MANHATTAN, Kan. – For homeowners who are planning to establish a new lawn this spring, Kansas State University horticulturist Ward Upham reminds that sodding is more likely to be successful than seeding.

Establishing a new lawn with seed is best done in the fall, he said.

“There are several reasons Kentucky bluegrass and tall fescue – the most widely-used types of grass seed in the central U.S. – are better seeded in the fall than in the spring,” Upham said. “Some of the most serious lawn weeds, such as crabgrass and foxtail emerge in the spring. Since they are warm-season weeds, they will outcompete and often crowd out young, tender cool-season grasses during the heat of summer.”

The most stressful time of year for cool-season grasses is summer, not winter, he said, adding that poorly-established lawns may die out during the summer because of heat and drought stress.

“Also, a lawn often gets more use during the summer, leading to increased compaction and traffic stress,” he said.


K-State Research and Extension is a short name for the Kansas State University Agricultural Experiment Station and Cooperative Extension Service, a program designed to generate and distribute useful knowledge for the well-being of Kansans. Supported by county, state, federal and private funds, the program has county Extension offices, experiment fields, area Extension offices and regional research centers statewide.
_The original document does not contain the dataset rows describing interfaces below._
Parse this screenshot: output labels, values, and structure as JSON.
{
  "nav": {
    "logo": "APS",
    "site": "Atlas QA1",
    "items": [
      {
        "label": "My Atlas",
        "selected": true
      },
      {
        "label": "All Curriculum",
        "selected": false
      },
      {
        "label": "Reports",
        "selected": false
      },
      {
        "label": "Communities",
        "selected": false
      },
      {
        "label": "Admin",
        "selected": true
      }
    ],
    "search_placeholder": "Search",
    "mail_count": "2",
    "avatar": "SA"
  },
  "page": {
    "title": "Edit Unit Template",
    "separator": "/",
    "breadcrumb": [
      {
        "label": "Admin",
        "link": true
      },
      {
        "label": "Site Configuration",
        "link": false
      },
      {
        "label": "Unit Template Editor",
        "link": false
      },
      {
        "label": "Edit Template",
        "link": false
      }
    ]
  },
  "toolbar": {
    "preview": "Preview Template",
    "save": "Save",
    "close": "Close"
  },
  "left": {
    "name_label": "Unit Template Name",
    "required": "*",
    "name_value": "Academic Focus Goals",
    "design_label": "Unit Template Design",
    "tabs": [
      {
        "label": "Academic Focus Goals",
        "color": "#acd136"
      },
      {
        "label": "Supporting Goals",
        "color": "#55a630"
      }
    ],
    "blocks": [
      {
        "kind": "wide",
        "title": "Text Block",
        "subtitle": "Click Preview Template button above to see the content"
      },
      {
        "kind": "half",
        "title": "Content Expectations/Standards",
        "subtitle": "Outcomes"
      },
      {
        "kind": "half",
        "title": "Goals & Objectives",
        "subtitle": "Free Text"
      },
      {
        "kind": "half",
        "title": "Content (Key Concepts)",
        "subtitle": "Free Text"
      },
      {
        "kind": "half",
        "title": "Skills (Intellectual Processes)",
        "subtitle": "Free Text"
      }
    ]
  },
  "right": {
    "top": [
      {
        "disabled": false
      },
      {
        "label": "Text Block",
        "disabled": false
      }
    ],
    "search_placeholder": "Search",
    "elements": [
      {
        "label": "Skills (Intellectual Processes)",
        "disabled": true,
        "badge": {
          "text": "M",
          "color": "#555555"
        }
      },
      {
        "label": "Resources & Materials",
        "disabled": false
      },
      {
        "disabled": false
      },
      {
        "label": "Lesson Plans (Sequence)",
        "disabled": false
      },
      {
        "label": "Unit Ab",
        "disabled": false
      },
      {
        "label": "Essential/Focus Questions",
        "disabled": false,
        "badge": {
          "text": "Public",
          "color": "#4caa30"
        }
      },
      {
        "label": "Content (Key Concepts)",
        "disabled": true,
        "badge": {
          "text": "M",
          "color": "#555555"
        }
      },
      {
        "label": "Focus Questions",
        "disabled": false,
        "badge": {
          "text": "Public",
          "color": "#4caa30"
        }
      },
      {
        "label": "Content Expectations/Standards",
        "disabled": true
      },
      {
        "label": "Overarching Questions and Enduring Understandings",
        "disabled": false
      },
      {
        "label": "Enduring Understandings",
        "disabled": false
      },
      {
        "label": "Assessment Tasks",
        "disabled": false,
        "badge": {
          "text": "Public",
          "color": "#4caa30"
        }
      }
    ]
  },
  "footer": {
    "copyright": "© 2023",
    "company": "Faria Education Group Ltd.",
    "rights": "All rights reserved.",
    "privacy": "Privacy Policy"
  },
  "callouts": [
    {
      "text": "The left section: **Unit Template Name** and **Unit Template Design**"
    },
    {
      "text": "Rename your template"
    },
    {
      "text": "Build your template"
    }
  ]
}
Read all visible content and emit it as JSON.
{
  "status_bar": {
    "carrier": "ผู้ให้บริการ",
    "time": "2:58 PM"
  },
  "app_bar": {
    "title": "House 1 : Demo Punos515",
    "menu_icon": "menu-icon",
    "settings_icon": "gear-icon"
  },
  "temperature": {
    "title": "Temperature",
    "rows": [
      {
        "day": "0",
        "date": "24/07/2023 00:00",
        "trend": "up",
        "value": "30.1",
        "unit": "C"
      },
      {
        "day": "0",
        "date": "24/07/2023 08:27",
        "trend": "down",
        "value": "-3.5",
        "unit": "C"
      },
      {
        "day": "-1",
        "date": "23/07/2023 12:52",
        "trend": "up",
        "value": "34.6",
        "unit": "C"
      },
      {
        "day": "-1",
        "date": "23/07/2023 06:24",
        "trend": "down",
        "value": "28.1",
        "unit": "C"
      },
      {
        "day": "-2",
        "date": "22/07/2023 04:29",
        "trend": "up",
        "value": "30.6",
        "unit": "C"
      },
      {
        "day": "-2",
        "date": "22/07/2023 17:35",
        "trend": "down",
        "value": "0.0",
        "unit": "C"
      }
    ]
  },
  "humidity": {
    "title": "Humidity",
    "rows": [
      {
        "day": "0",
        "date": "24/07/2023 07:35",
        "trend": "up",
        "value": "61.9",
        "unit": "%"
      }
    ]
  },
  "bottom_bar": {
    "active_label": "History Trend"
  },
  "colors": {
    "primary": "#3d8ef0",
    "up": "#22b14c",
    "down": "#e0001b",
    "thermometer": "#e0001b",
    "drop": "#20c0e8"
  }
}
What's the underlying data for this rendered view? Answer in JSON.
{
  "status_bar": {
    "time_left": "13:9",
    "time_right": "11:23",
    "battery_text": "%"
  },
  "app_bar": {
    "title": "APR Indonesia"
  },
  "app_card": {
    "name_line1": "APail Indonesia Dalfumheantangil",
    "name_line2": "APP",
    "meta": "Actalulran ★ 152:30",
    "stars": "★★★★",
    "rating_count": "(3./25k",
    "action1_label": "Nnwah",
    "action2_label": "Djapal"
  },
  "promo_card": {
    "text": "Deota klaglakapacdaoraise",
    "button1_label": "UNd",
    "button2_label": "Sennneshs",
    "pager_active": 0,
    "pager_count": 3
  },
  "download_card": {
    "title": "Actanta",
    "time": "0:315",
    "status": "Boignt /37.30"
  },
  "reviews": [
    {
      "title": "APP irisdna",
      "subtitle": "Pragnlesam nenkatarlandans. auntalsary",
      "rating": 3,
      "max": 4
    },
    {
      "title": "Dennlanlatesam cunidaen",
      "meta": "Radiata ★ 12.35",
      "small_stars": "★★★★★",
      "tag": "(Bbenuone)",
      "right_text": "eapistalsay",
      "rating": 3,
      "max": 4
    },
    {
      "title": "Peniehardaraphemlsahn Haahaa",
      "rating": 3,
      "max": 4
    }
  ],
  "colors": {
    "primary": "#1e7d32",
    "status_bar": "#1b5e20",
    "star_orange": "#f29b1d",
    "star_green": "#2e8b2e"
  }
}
Its headquarters is on the K-State campus, Manhattan.

Story by: Mary Lou Peter
K-State Research & Extension News

Ward Upham – wupham@ksu.edu or 785-532-1438